To do: In the entries below, every line with the string "your" is to be reported.

(Data records for software interfaces)
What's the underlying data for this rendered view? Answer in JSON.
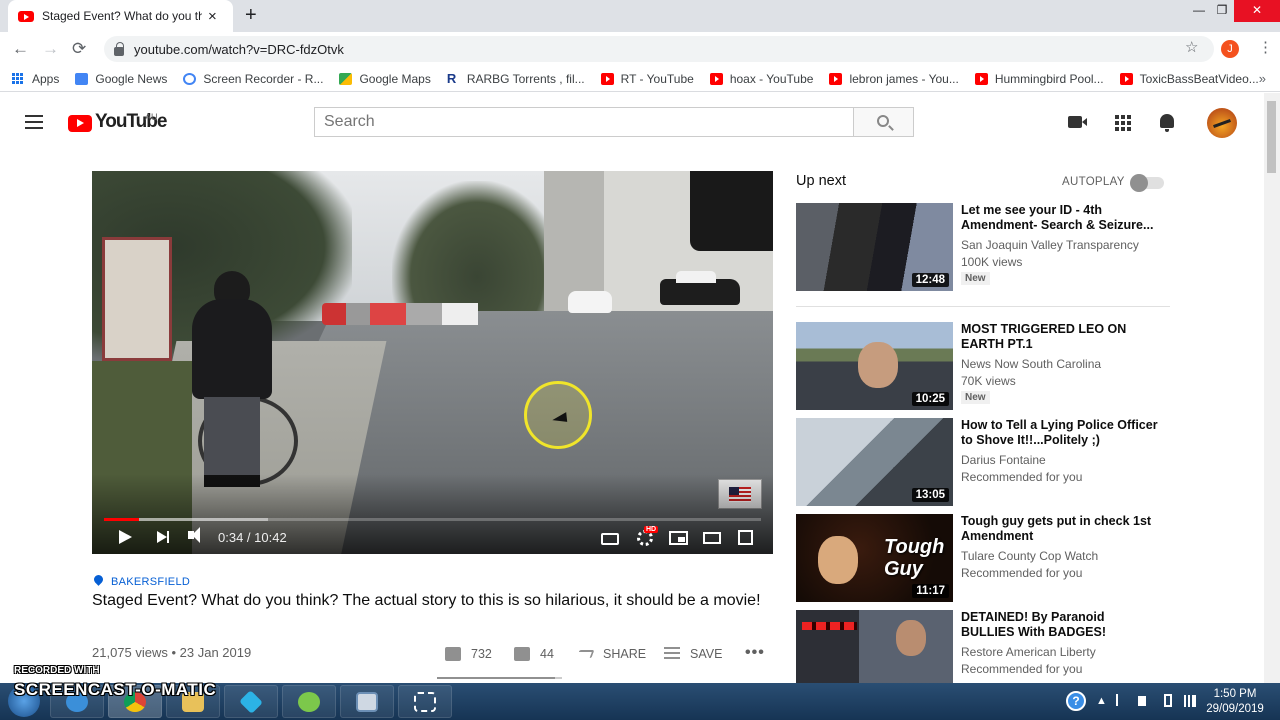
{
  "browser": {
    "tab_title": "Staged Event? What do you think",
    "tab_close": "×",
    "new_tab": "+",
    "url": "youtube.com/watch?v=DRC-fdzOtvk",
    "profile_initial": "J",
    "window_controls": {
      "minimize": "—",
      "restore": "❐",
      "close": "✕"
    },
    "nav": {
      "back": "←",
      "forward": "→",
      "reload": "⟳"
    },
    "star": "☆",
    "menu": "⋮",
    "bookmarks_more": "»",
    "bookmarks": [
      {
        "label": "Apps",
        "icon": "apps-icon"
      },
      {
        "label": "Google News",
        "icon": "google-news-icon"
      },
      {
        "label": "Screen Recorder - R...",
        "icon": "screen-recorder-icon"
      },
      {
        "label": "Google Maps",
        "icon": "google-maps-icon"
      },
      {
        "label": "RARBG Torrents , fil...",
        "icon": "rarbg-icon",
        "glyph": "R"
      },
      {
        "label": "RT - YouTube",
        "icon": "youtube-icon"
      },
      {
        "label": "hoax - YouTube",
        "icon": "youtube-icon"
      },
      {
        "label": "lebron james - You...",
        "icon": "youtube-icon"
      },
      {
        "label": "Hummingbird Pool...",
        "icon": "youtube-icon"
      },
      {
        "label": "ToxicBassBeatVideo...",
        "icon": "youtube-icon"
      }
    ]
  },
  "youtube": {
    "wordmark": "YouTube",
    "region": "AU",
    "search_placeholder": "Search"
  },
  "player": {
    "time": "0:34 / 10:42",
    "progress_played_fraction": 0.053,
    "progress_loaded_fraction": 0.25,
    "hd_badge": "HD"
  },
  "video": {
    "location": "BAKERSFIELD",
    "title": "Staged Event? What do you think? The actual story to this is so hilarious, it should be a movie!",
    "meta": "21,075 views • 23 Jan 2019",
    "likes": "732",
    "dislikes": "44",
    "share_label": "SHARE",
    "save_label": "SAVE",
    "more_label": "•••",
    "like_fraction": 0.943
  },
  "upnext": {
    "title": "Up next",
    "autoplay_label": "AUTOPLAY",
    "autoplay_on": false,
    "items": [
      {
        "title": "Let me see your ID - 4th Amendment- Search & Seizure...",
        "channel": "San Joaquin Valley Transparency",
        "views": "100K views",
        "badge": "New",
        "duration": "12:48"
      },
      {
        "title": "MOST TRIGGERED LEO ON EARTH PT.1",
        "channel": "News Now South Carolina",
        "views": "70K views",
        "badge": "New",
        "duration": "10:25"
      },
      {
        "title": "How to Tell a Lying Police Officer to Shove It!!...Politely ;)",
        "channel": "Darius Fontaine",
        "views": "Recommended for you",
        "badge": "",
        "duration": "13:05"
      },
      {
        "title": "Tough guy gets put in check 1st Amendment",
        "channel": "Tulare County Cop Watch",
        "views": "Recommended for you",
        "badge": "",
        "duration": "11:17",
        "thumb_text": "Tough Guy"
      },
      {
        "title": "DETAINED! By Paranoid BULLIES With BADGES!",
        "channel": "Restore American Liberty",
        "views": "Recommended for you",
        "badge": "",
        "duration": ""
      }
    ]
  },
  "taskbar": {
    "time": "1:50 PM",
    "date": "29/09/2019",
    "help_glyph": "?",
    "tray_arrow": "▲"
  },
  "watermark": {
    "line1": "RECORDED WITH",
    "line2": "SCREENCAST-O-MATIC"
  },
  "colors": {
    "youtube_red": "#ff0000",
    "link_blue": "#065fd4",
    "taskbar": "#1f4266"
  }
}
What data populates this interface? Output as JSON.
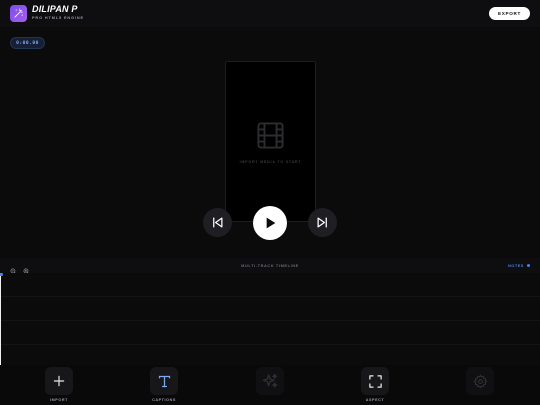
{
  "header": {
    "brand": "DILIPAN P",
    "tagline": "PRO HTML5 ENGINE",
    "export_label": "EXPORT"
  },
  "transport": {
    "timecode": "0:00.00"
  },
  "preview": {
    "hint": "IMPORT MEDIA TO START"
  },
  "timeline": {
    "title": "MULTI-TRACK TIMELINE",
    "notes_label": "NOTES"
  },
  "toolbar": {
    "items": [
      {
        "label": "IMPORT",
        "icon": "plus-icon",
        "enabled": true
      },
      {
        "label": "CAPTIONS",
        "icon": "text-icon",
        "enabled": true
      },
      {
        "label": "",
        "icon": "sparkles-icon",
        "enabled": false
      },
      {
        "label": "ASPECT",
        "icon": "expand-icon",
        "enabled": true
      },
      {
        "label": "",
        "icon": "gear-icon",
        "enabled": false
      }
    ]
  },
  "colors": {
    "accent": "#4f7fe0",
    "brand_gradient_start": "#7b4ff0",
    "brand_gradient_end": "#a35ee8",
    "background": "#0b0b0c"
  }
}
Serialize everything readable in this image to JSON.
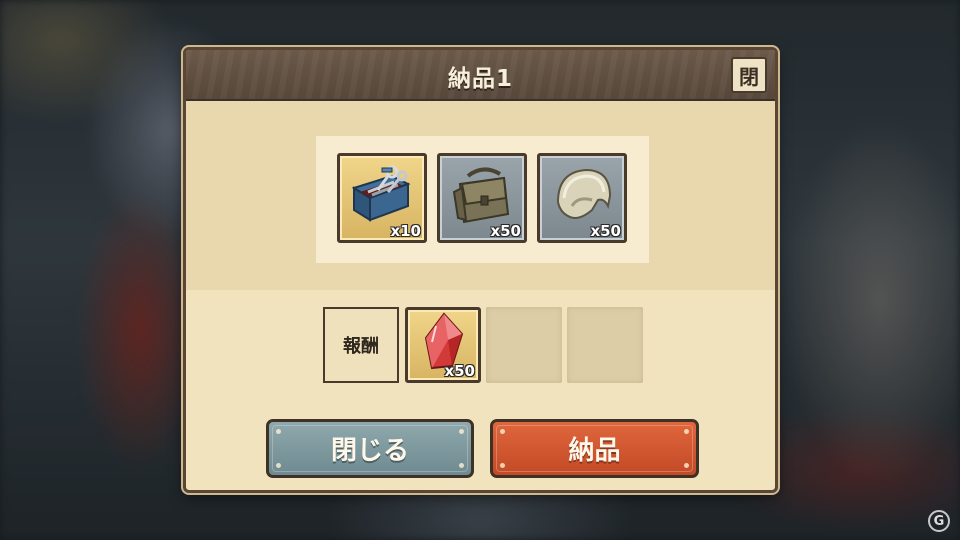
{
  "dialog": {
    "title": "納品1",
    "close_icon_label": "閉"
  },
  "required_items": [
    {
      "icon": "toolbox-icon",
      "quantity": "x10",
      "frame": "gold"
    },
    {
      "icon": "satchel-bag-icon",
      "quantity": "x50",
      "frame": "silver"
    },
    {
      "icon": "helmet-icon",
      "quantity": "x50",
      "frame": "silver"
    }
  ],
  "reward": {
    "label": "報酬",
    "items": [
      {
        "icon": "red-crystal-icon",
        "quantity": "x50"
      }
    ]
  },
  "buttons": {
    "close_label": "閉じる",
    "deliver_label": "納品"
  },
  "watermark": "G",
  "colors": {
    "close_button": "#7d979c",
    "deliver_button": "#d3572f",
    "title_bar": "#5f4f41",
    "panel": "#f1e3bd"
  }
}
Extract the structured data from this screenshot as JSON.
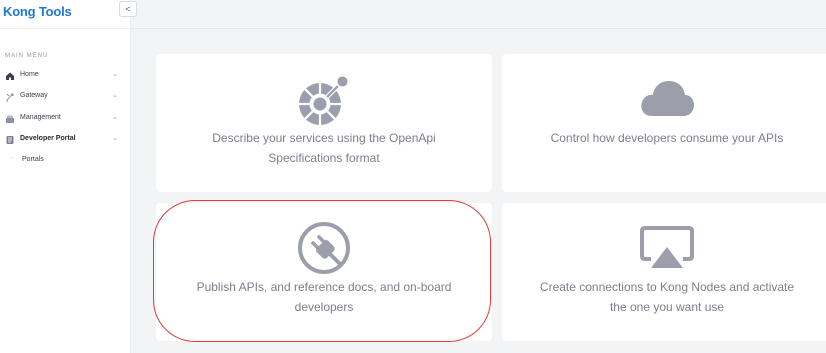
{
  "brand": {
    "name": "Kong Tools",
    "collapse_glyph": "<"
  },
  "sidebar": {
    "section_title": "MAIN MENU",
    "items": [
      {
        "label": "Home",
        "icon": "home-icon"
      },
      {
        "label": "Gateway",
        "icon": "gateway-icon"
      },
      {
        "label": "Management",
        "icon": "management-icon"
      },
      {
        "label": "Developer Portal",
        "icon": "developer-portal-icon"
      }
    ],
    "sub_items": [
      {
        "label": "Portals"
      }
    ]
  },
  "cards": [
    {
      "text_line1": "Describe your services using the OpenApi",
      "text_line2": "Specifications format",
      "icon": "openapi-icon"
    },
    {
      "text_line1": "Control how developers consume your APIs",
      "text_line2": "",
      "icon": "cloud-icon"
    },
    {
      "text_line1": "Publish APIs, and reference docs, and on-board",
      "text_line2": "developers",
      "icon": "plug-icon"
    },
    {
      "text_line1": "Create connections to Kong Nodes and activate",
      "text_line2": "the one you want use",
      "icon": "connection-icon"
    }
  ],
  "colors": {
    "brand": "#1e78d6",
    "icon_gray": "#9c9fab",
    "highlight": "#e23a3a"
  }
}
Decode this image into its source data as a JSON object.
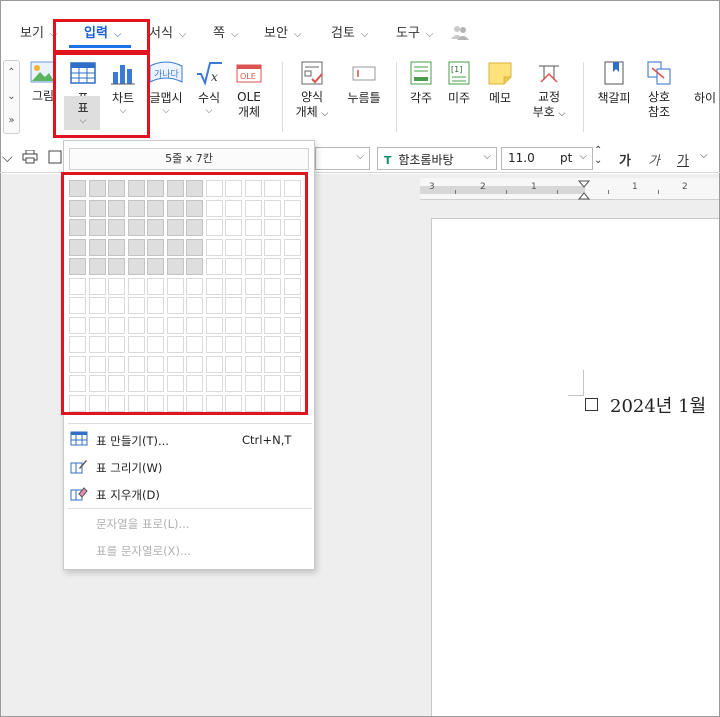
{
  "menu_tabs": [
    {
      "label": "보기",
      "active": false
    },
    {
      "label": "입력",
      "active": true
    },
    {
      "label": "서식",
      "active": false
    },
    {
      "label": "쪽",
      "active": false
    },
    {
      "label": "보안",
      "active": false
    },
    {
      "label": "검토",
      "active": false
    },
    {
      "label": "도구",
      "active": false
    }
  ],
  "ribbon": {
    "picture": "그림",
    "table": "표",
    "chart": "차트",
    "glyph": "글맵시",
    "formula": "수식",
    "ole_line1": "OLE",
    "ole_line2": "개체",
    "form_line1": "양식",
    "form_line2": "개체",
    "click_field": "누름틀",
    "footnote": "각주",
    "endnote": "미주",
    "memo": "메모",
    "proof_line1": "교정",
    "proof_line2": "부호",
    "bookmark": "책갈피",
    "crossref_line1": "상호",
    "crossref_line2": "참조",
    "hyperlink_partial": "하이",
    "chart_icon_text": "가나다",
    "ole_icon_text": "OLE",
    "endnote_icon_text": "[1]"
  },
  "toolbar": {
    "font_name": "함초롬바탕",
    "font_size": "11.0",
    "size_unit": "pt",
    "bold": "가",
    "italic": "가",
    "underline": "가"
  },
  "ruler": {
    "numbers": [
      "3",
      "2",
      "1",
      "1",
      "1",
      "2"
    ]
  },
  "table_dropdown": {
    "size_label": "5줄 x 7칸",
    "grid_rows": 12,
    "grid_cols": 12,
    "selected_rows": 5,
    "selected_cols": 7,
    "items": [
      {
        "label": "표 만들기(T)...",
        "shortcut": "Ctrl+N,T",
        "icon": "table-create-icon",
        "enabled": true
      },
      {
        "label": "표 그리기(W)",
        "shortcut": "",
        "icon": "table-draw-icon",
        "enabled": true
      },
      {
        "label": "표 지우개(D)",
        "shortcut": "",
        "icon": "table-eraser-icon",
        "enabled": true
      },
      {
        "label": "문자열을 표로(L)...",
        "shortcut": "",
        "icon": "",
        "enabled": false
      },
      {
        "label": "표를 문자열로(X)...",
        "shortcut": "",
        "icon": "",
        "enabled": false
      }
    ]
  },
  "document": {
    "text": "2024년 1월"
  },
  "colors": {
    "accent": "#1a73e8",
    "highlight": "#e0141e",
    "selected_cell": "#dedede"
  }
}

Task result:
        "title": "Let me see your ID - 4th Amendment- Search & Seizure...",
      "text_line1": "Describe your services using the OpenApi",
      "text_line1": "Control how developers consume your APIs",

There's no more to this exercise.